A Voice For The Wild Cats of the World
How Do You Study Black-footed Cats?
February 1, 2012Posted by on
These tiny wild cats live in open, sandy grasslands with sparse shrub cover. How do you find them in the first place?
Once Dr. Sliwa captured his first black-footed cat in 1993, he got closer and closer to the cats each night, eventually observing them from 15-30 metres away. After several weeks of habituating individual cats to the sound of the truck and the shine of the low powered spotlight (always held behind them) he could follow them for most of their nocturnal activity periods.
He has returned to the study area in subsequent years to track and study the cats, utilizing three capture methods:
Spot lamp searching. A 4×4 vehicle drove along dirt roads at a speed of 20 km/hr while looking for the bright eye shine of cats. Usually two people stood on the open back of the vehicle, operating two spot lamps.
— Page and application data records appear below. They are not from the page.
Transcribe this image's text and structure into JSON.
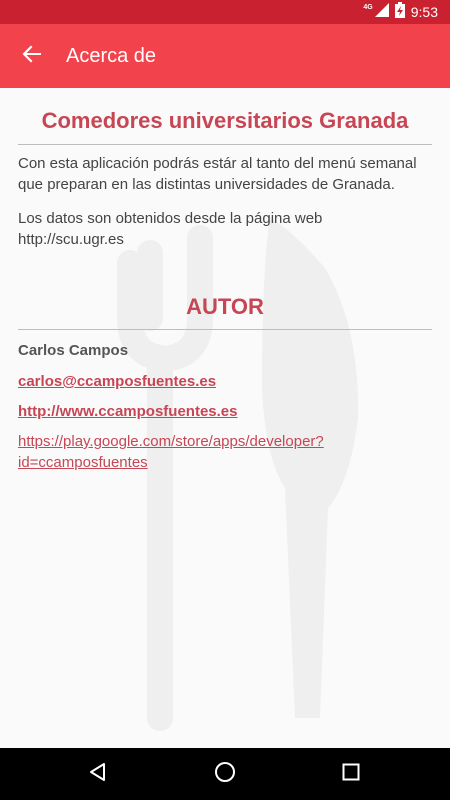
{
  "status_bar": {
    "network": "4G",
    "time": "9:53",
    "icons": [
      "signal-icon",
      "battery-charging-icon"
    ]
  },
  "app_bar": {
    "back_icon": "arrow-back-icon",
    "title": "Acerca de"
  },
  "about": {
    "title": "Comedores universitarios Granada",
    "description": "Con esta aplicación podrás estár al tanto del menú semanal que preparan en las distintas universidades de Granada.",
    "source": "Los datos son obtenidos desde la página web http://scu.ugr.es"
  },
  "author": {
    "section_title": "AUTOR",
    "name": "Carlos Campos",
    "email": "carlos@ccamposfuentes.es",
    "website": "http://www.ccamposfuentes.es",
    "store": "https://play.google.com/store/apps/developer?id=ccamposfuentes"
  },
  "colors": {
    "accent": "#c74654",
    "app_bar": "#f2424c",
    "status_bar": "#c9212f"
  },
  "nav_bar": {
    "icons": [
      "back-triangle-icon",
      "home-circle-icon",
      "recents-square-icon"
    ]
  }
}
Positive Identification. Once black-footed cats have been located by using their eye-shine with spot lamps, their species identification was confirmed with binoculars. If positively identified, they were pursued by the vehicle for a short distance between 100-600 m, which resulted in the cat squatting low to the ground in front of the stopped vehicle. One or two people with fish landing nets got off the vehicle and netted the cats. On other occasions, the cats would find a den system (dug by aardvark, ground squirrel, springhare) and were either captured by exposing them after digging or lost to the capture team by escaping deep into the den system.
Live trapping. One type of trap had a fixed frame covered with galvanized mesh, the trap door consisting of a solid metal plate triggered by a baited hook. The second type was a foldable trap constructed using thin galvanized wire, triggered by the animal pulling on the baited hook. Bait was either small dead birds or small pieces of larger birds, which were freshly defrosted before being affixed onto the triggering mechanism of the traps. For lure, shredded pilchards, sardines in oil, cod liver oil and urine from oestral domestic cats was used. These were smeared on the outside structure of the trap, or sprinkled inside. Each trap was serviced twice a day. In the evening traps were set and baited during the last 3 hours of daylight. Bait that was not taken was replaced every second day, due to desiccation. All traps were checked during the first two hours after sunrise and those not yet triggered, closed for the daylight hours.
Help the researchers of the Black-footed Cat Working Group continue this conservation study!